START Task input

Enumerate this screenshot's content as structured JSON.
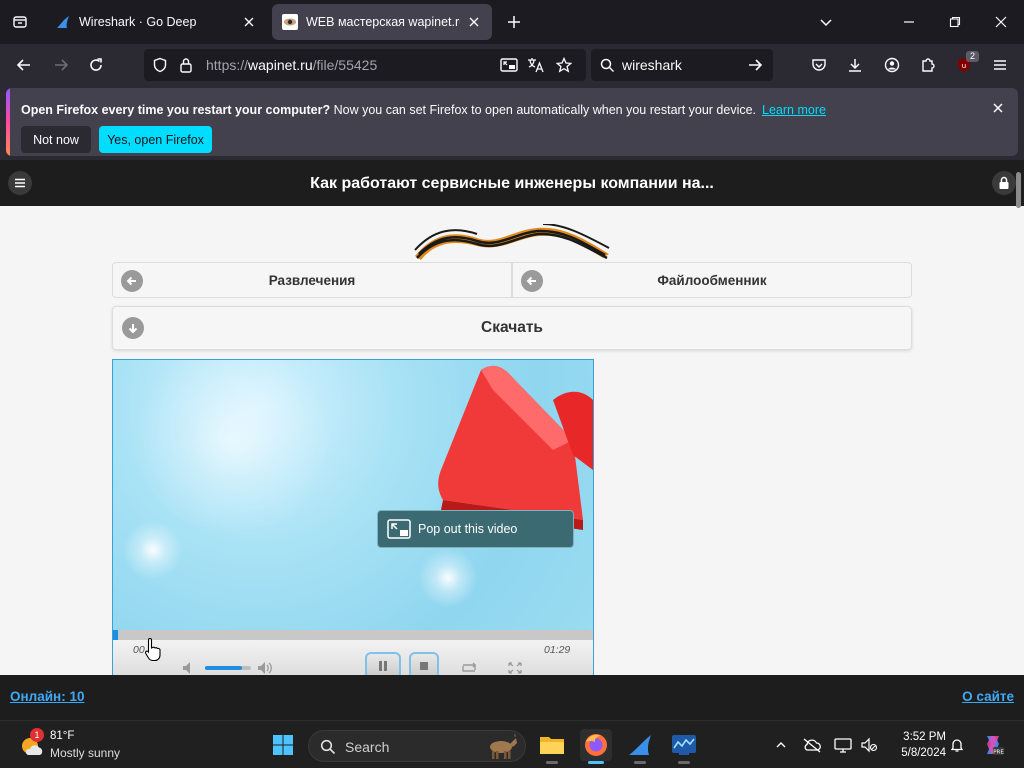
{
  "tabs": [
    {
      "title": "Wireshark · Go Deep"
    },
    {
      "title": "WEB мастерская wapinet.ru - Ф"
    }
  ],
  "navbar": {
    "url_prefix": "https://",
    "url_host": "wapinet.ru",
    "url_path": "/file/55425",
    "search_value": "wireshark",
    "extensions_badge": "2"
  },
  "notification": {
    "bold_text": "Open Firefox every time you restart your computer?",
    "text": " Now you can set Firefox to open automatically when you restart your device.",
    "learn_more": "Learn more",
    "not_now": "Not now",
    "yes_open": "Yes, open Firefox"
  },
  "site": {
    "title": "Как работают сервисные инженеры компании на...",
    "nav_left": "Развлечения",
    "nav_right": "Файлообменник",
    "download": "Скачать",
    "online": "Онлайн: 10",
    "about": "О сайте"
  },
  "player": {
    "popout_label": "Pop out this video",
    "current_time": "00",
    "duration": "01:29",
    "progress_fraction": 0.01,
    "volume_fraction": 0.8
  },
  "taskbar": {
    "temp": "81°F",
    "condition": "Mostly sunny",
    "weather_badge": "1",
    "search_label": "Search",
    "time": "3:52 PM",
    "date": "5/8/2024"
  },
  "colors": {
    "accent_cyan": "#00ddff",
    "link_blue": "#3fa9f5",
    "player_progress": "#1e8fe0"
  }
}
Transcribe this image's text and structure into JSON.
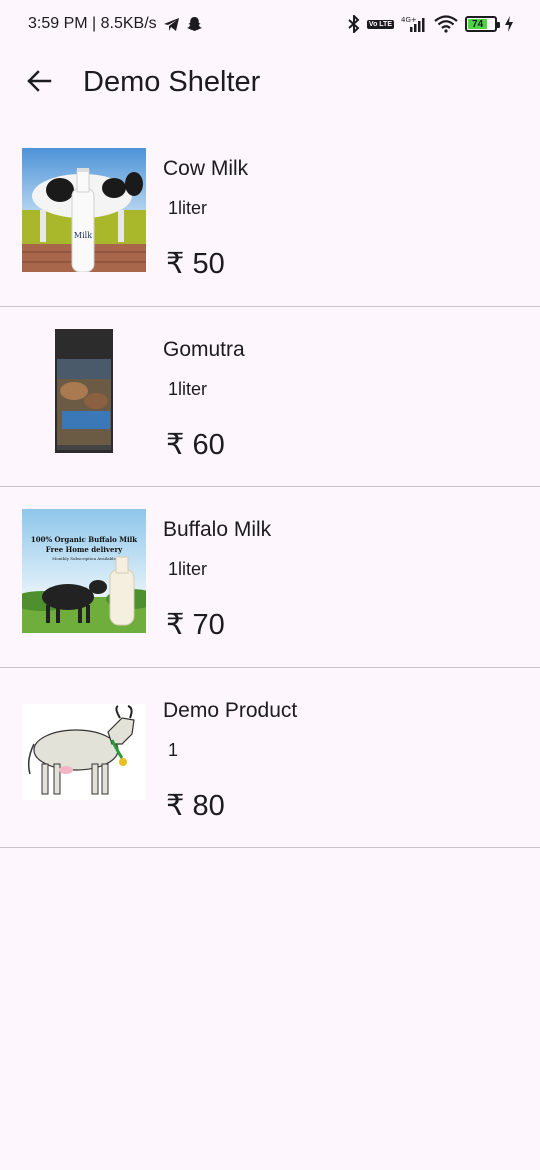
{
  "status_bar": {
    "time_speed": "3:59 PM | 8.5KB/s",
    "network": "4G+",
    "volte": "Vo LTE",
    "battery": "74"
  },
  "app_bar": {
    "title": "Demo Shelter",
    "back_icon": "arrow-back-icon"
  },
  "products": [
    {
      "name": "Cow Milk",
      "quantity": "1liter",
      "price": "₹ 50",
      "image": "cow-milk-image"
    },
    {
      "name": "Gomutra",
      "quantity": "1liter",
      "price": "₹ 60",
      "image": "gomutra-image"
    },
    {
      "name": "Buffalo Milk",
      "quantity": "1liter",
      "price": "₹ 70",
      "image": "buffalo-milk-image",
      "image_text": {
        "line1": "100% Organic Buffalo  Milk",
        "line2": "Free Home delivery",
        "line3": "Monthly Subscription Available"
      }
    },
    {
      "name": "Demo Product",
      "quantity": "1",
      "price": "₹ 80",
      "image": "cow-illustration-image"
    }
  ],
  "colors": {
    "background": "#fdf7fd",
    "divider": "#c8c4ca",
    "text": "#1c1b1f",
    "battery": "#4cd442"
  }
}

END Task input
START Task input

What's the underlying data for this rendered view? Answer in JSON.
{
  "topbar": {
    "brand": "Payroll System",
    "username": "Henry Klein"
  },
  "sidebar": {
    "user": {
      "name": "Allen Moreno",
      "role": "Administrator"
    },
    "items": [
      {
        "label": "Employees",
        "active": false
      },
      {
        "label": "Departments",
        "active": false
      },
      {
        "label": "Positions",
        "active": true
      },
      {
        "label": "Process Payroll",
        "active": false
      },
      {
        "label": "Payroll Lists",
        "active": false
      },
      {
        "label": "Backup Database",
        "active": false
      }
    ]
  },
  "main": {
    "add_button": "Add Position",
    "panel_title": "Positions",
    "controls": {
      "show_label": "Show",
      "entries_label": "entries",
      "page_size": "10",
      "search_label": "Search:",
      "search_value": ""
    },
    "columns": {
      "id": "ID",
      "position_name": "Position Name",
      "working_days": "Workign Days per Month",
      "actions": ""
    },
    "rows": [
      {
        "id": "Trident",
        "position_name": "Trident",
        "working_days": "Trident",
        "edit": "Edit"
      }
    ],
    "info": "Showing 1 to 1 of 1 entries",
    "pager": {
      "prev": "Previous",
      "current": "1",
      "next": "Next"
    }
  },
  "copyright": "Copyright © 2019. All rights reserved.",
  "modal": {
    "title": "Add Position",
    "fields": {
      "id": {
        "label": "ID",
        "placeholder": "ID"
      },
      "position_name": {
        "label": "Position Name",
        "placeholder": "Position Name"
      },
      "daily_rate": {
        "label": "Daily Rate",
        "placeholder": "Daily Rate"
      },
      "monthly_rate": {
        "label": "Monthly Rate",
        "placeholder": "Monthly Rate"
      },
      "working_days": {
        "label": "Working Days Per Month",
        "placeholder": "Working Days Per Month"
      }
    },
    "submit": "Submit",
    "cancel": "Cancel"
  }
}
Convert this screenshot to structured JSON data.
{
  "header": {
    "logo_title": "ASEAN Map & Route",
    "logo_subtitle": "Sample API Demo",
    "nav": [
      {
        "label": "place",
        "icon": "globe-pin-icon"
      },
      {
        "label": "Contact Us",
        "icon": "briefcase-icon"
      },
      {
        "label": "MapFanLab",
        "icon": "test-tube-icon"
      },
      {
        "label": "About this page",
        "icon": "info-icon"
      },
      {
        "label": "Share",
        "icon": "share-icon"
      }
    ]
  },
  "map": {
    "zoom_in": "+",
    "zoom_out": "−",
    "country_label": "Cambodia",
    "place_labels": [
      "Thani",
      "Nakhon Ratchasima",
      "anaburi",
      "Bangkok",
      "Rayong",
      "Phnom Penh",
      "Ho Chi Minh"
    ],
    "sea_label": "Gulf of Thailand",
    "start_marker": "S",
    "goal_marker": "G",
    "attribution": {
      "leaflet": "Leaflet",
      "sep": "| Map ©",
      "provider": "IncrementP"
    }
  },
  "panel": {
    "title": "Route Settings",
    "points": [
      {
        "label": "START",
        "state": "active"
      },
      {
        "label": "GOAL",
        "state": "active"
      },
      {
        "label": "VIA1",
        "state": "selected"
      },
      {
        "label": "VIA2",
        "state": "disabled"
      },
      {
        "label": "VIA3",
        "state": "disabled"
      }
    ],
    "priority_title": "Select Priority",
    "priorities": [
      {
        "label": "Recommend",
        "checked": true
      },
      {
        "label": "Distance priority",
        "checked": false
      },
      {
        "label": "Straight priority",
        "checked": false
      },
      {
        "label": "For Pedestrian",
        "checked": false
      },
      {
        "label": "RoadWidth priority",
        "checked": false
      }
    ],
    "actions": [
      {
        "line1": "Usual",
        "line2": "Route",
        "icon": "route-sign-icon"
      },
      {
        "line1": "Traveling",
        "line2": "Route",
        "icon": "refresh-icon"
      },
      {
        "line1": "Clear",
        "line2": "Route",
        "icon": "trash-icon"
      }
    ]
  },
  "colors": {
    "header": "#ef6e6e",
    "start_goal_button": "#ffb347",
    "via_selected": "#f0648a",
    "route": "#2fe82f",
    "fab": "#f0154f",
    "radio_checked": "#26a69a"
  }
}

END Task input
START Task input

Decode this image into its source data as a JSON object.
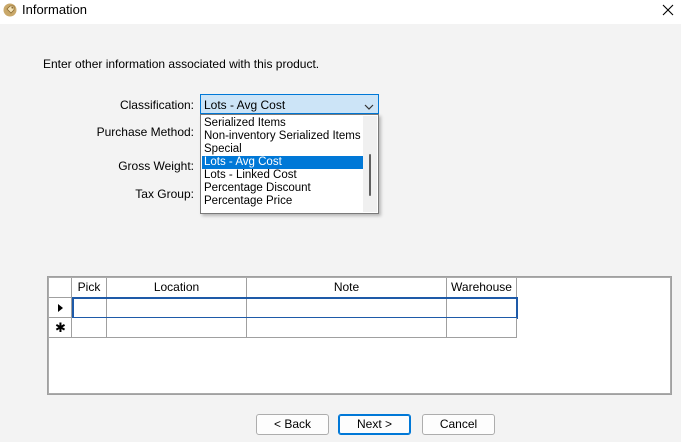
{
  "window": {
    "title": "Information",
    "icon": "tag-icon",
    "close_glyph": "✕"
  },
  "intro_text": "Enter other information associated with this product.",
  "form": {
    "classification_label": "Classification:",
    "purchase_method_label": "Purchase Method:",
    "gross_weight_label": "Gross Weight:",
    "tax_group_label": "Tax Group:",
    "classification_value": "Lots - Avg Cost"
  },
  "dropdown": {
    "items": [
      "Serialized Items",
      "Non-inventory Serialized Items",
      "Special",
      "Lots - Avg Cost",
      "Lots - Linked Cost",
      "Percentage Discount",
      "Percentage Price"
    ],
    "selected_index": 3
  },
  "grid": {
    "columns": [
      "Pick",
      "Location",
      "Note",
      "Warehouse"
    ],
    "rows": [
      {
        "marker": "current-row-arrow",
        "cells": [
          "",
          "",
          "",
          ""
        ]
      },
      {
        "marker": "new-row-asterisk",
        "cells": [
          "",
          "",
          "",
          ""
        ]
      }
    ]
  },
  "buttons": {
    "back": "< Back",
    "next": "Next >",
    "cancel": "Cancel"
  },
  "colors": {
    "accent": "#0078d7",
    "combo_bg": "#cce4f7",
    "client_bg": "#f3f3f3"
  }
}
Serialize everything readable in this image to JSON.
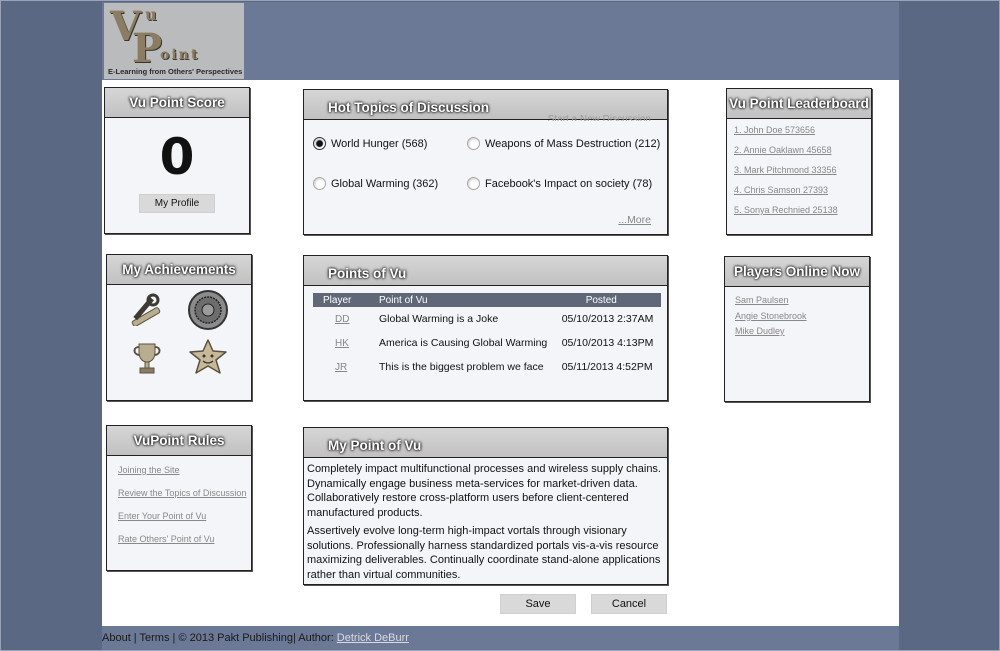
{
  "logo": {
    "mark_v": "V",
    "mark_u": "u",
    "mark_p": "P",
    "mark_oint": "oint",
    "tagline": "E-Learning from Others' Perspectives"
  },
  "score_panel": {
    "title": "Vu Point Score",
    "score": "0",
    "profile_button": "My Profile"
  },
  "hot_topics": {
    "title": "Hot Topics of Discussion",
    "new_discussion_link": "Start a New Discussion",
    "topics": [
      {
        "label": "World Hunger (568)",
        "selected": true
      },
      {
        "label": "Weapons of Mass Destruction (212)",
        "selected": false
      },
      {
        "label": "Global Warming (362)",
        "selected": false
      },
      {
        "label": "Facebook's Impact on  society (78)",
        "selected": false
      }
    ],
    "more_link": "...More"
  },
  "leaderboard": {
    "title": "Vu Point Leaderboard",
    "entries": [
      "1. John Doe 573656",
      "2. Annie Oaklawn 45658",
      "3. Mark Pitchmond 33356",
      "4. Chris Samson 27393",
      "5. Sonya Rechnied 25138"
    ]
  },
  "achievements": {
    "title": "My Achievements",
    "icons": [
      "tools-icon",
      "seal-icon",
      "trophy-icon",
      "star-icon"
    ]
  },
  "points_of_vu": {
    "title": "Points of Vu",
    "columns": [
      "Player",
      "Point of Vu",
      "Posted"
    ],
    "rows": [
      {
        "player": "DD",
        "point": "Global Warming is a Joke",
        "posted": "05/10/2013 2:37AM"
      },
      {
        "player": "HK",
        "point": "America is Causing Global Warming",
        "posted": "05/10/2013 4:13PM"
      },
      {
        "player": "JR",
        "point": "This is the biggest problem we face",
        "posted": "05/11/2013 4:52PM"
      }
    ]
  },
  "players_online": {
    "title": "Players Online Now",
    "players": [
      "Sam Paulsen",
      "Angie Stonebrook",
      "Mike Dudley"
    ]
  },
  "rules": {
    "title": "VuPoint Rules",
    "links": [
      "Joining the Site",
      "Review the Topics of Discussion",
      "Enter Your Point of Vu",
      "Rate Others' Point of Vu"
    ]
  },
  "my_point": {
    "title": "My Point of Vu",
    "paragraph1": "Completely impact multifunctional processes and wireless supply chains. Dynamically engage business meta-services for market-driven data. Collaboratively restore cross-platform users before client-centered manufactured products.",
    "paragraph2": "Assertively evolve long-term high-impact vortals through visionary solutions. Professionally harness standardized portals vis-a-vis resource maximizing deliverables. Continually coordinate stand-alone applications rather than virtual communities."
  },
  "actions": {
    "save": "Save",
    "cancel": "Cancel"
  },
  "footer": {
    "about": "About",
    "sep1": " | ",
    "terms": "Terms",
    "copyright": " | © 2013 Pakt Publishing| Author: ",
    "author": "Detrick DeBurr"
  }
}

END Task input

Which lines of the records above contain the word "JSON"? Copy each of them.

Enumerate this screenshot's content as structured JSON.
Transcribe this image's text and structure into JSON.
What's the underlying data for this rendered view? Answer in JSON.
Convert this screenshot to structured JSON data.
Decode this image into its source data as a JSON object.
Serialize everything readable in this image to JSON.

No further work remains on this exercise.